Chus Pato writes in the Galician language. Her sixth book of poetry and first in her pentalogy Decrúa(Delve), m-Talá, broke the poetic mold when it appeared in Galicia in 2000. The first four books of the pentalogy, all translated by Erín Moure, appeared as m-Talá, Charenton, Hordes of Writing, and Secession. Flesh of Leviathan, the final text in the pentalogy, appeared in 2016 from Omnidawn in a bilingual edition. Hordes of Writingreceived the 2008 Spanish Critics’ Prize and the 2009 Losada Diéguez Prize in Galicia. In 2013, the Galician Booksellers’ Association named Chus Pato as Author of the Year, a rare honor for a poet. In 2015, she became the first Galician poet to be recorded for the archives of the Woodberry Poetry Library at Harvard University. In 2017, she was elected to the Royal Galician Academy. She reads and speaks frequently throughout Europe and South America and has also given readings in Canada and the USA.
Michael Kelleher has published four volumes of poetry, the most recent being Visible Instruments (Chax Press, 2017). He is the director of the Windham-Campbell Prizes at Yale University.
Erín Moure is a Canadian poet and translator of poetry from Galician, French, Portuguese and Spanish. Her Planetary Noise: Selected Poetry of Erín Moure, edited by Shannon Maguire, appeared from Wesleyan in 2017.

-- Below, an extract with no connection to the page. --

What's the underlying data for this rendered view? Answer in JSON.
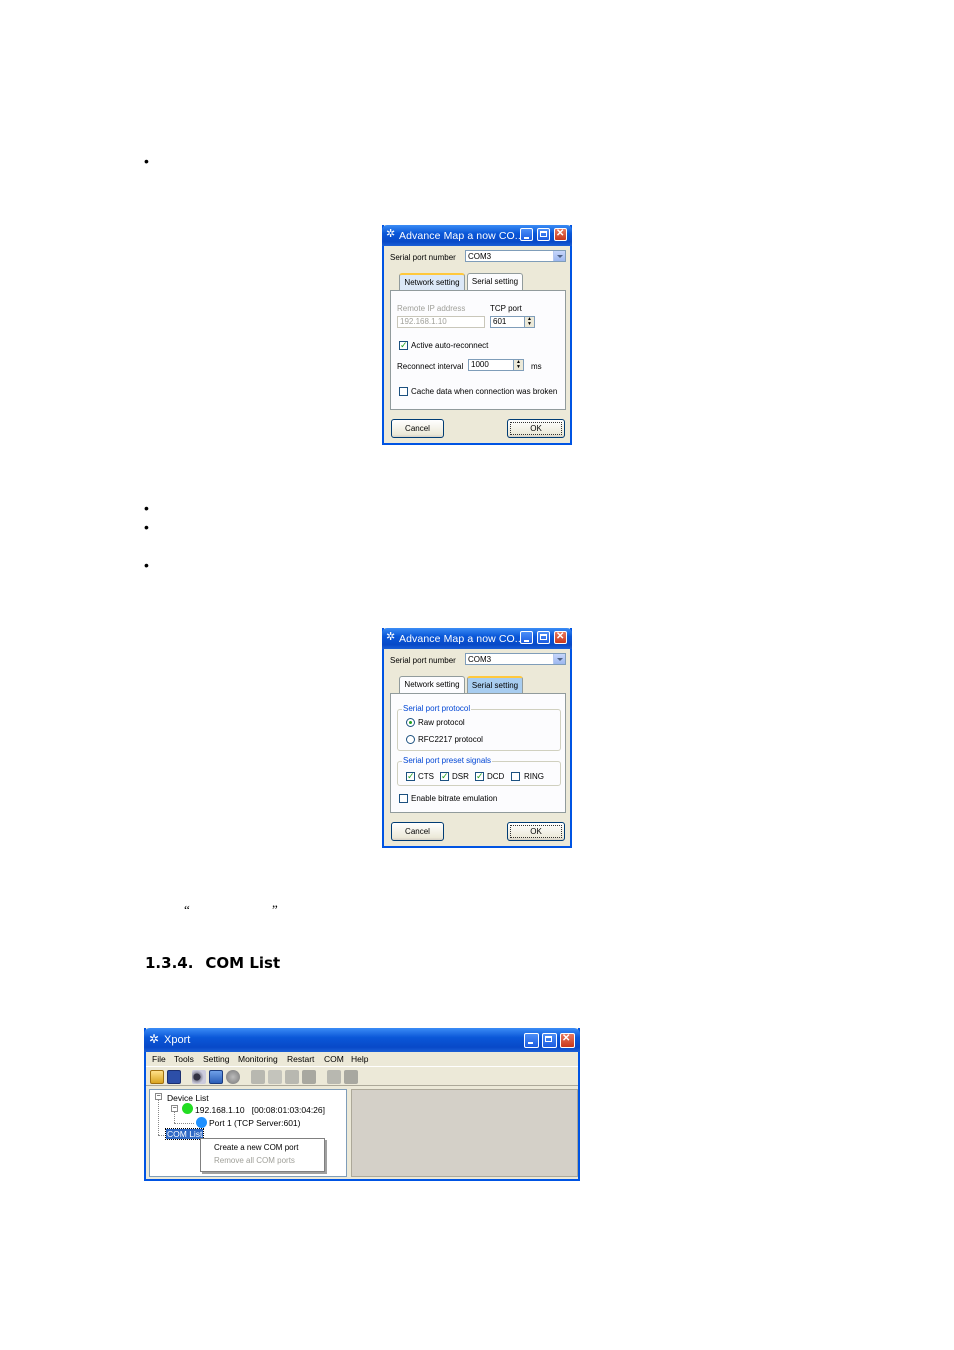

Banner image: “Looking Above,” a photograph by Daniel Gonzalez Fuster.